> [Exercise requirements] Reproduce every entry word for word. Drop all pictures from the copy.

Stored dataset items
===============
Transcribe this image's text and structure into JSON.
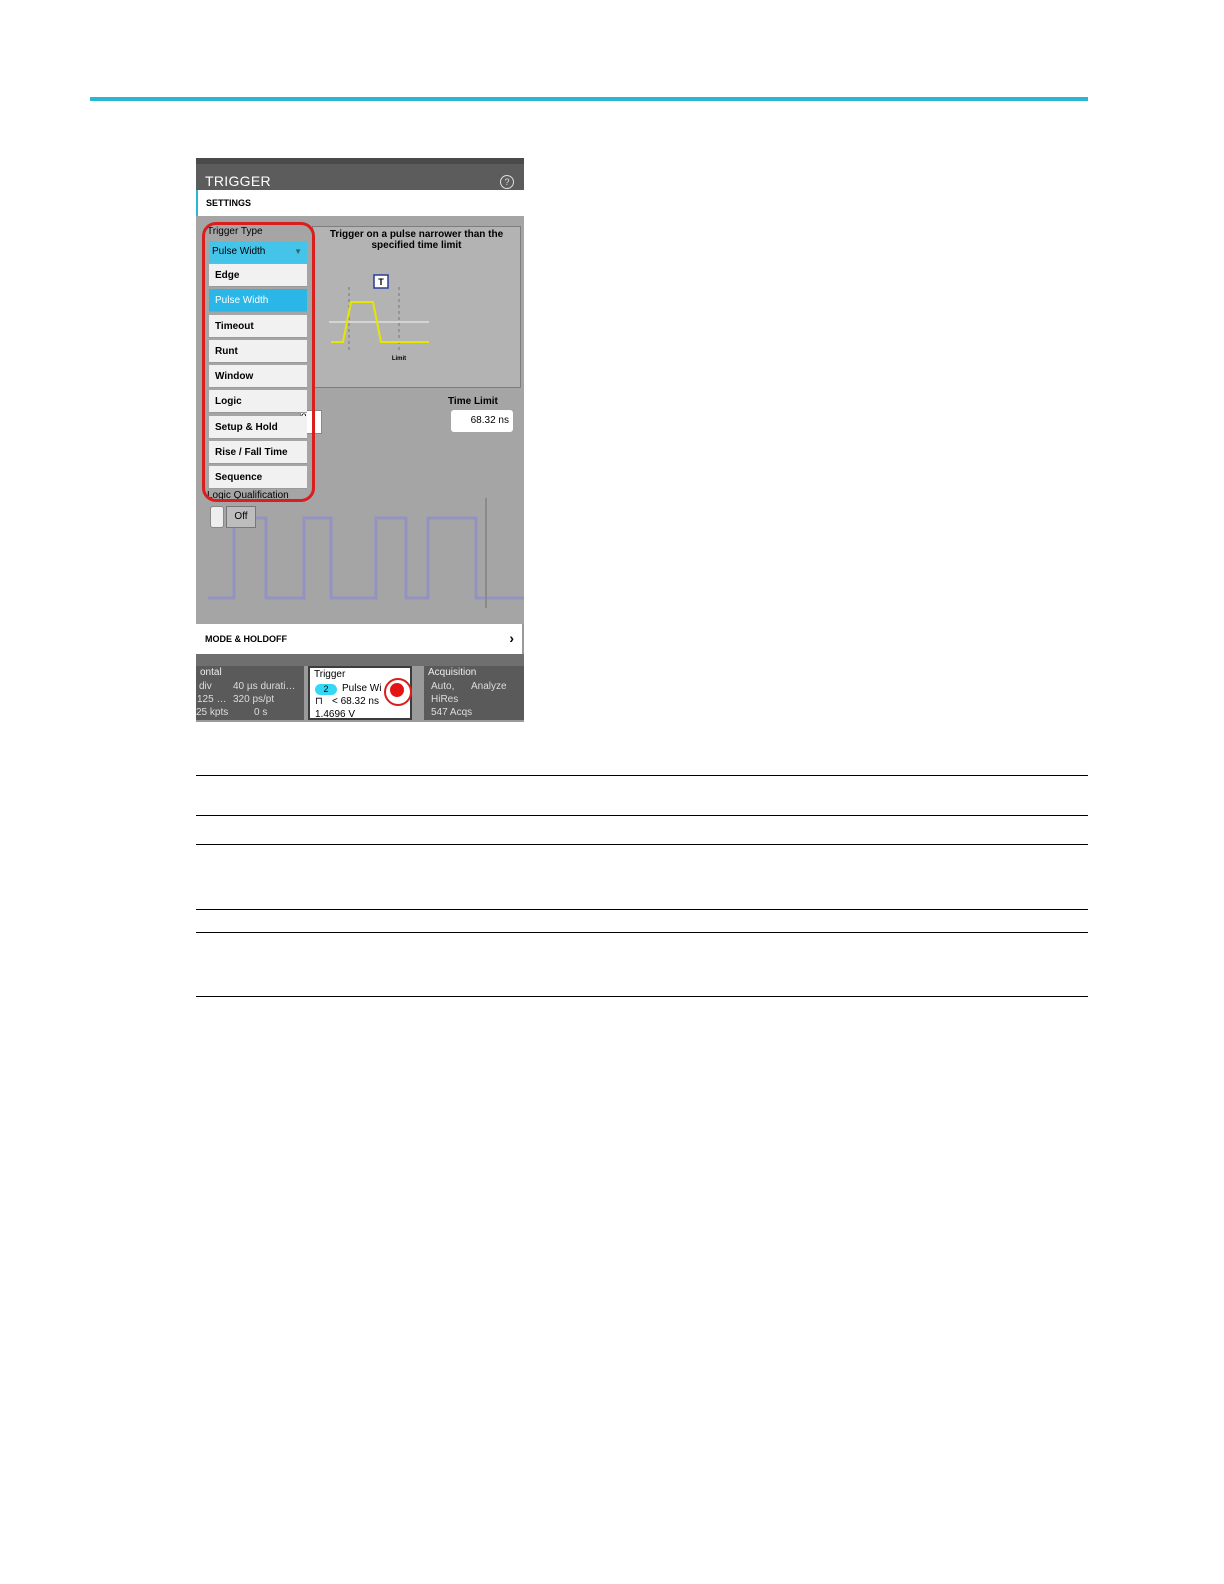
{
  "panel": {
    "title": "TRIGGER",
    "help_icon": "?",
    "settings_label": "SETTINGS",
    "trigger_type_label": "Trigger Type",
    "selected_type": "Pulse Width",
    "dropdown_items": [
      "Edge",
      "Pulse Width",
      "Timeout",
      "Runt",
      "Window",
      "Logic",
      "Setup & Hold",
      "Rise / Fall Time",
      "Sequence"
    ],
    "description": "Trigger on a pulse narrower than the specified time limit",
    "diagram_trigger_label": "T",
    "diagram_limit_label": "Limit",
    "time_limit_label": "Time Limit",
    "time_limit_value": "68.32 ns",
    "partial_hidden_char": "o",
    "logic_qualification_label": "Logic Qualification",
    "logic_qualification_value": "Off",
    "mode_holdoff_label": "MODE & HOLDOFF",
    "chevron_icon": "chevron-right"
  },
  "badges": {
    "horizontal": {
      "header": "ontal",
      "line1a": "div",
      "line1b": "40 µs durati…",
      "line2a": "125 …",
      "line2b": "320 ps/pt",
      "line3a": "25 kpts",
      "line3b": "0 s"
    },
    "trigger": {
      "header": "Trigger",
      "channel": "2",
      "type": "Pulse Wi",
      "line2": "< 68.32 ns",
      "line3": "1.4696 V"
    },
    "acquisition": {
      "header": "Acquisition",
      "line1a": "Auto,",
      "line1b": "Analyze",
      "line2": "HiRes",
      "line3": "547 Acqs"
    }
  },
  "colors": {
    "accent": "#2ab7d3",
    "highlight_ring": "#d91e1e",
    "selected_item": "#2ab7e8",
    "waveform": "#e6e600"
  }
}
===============
> [Answer for this exercise]
Transcribe this image's text and structure into JSON.
{
  "panel": {
    "title": "TRIGGER",
    "help_icon": "?",
    "settings_label": "SETTINGS",
    "trigger_type_label": "Trigger Type",
    "selected_type": "Pulse Width",
    "dropdown_items": [
      "Edge",
      "Pulse Width",
      "Timeout",
      "Runt",
      "Window",
      "Logic",
      "Setup & Hold",
      "Rise / Fall Time",
      "Sequence"
    ],
    "description": "Trigger on a pulse narrower than the specified time limit",
    "diagram_trigger_label": "T",
    "diagram_limit_label": "Limit",
    "time_limit_label": "Time Limit",
    "time_limit_value": "68.32 ns",
    "partial_hidden_char": "o",
    "logic_qualification_label": "Logic Qualification",
    "logic_qualification_value": "Off",
    "mode_holdoff_label": "MODE & HOLDOFF",
    "chevron_icon": "chevron-right"
  },
  "badges": {
    "horizontal": {
      "header": "ontal",
      "line1a": "div",
      "line1b": "40 µs durati…",
      "line2a": "125 …",
      "line2b": "320 ps/pt",
      "line3a": "25 kpts",
      "line3b": "0 s"
    },
    "trigger": {
      "header": "Trigger",
      "channel": "2",
      "type": "Pulse Wi",
      "line2": "< 68.32 ns",
      "line3": "1.4696 V"
    },
    "acquisition": {
      "header": "Acquisition",
      "line1a": "Auto,",
      "line1b": "Analyze",
      "line2": "HiRes",
      "line3": "547 Acqs"
    }
  },
  "colors": {
    "accent": "#2ab7d3",
    "highlight_ring": "#d91e1e",
    "selected_item": "#2ab7e8",
    "waveform": "#e6e600"
  }
}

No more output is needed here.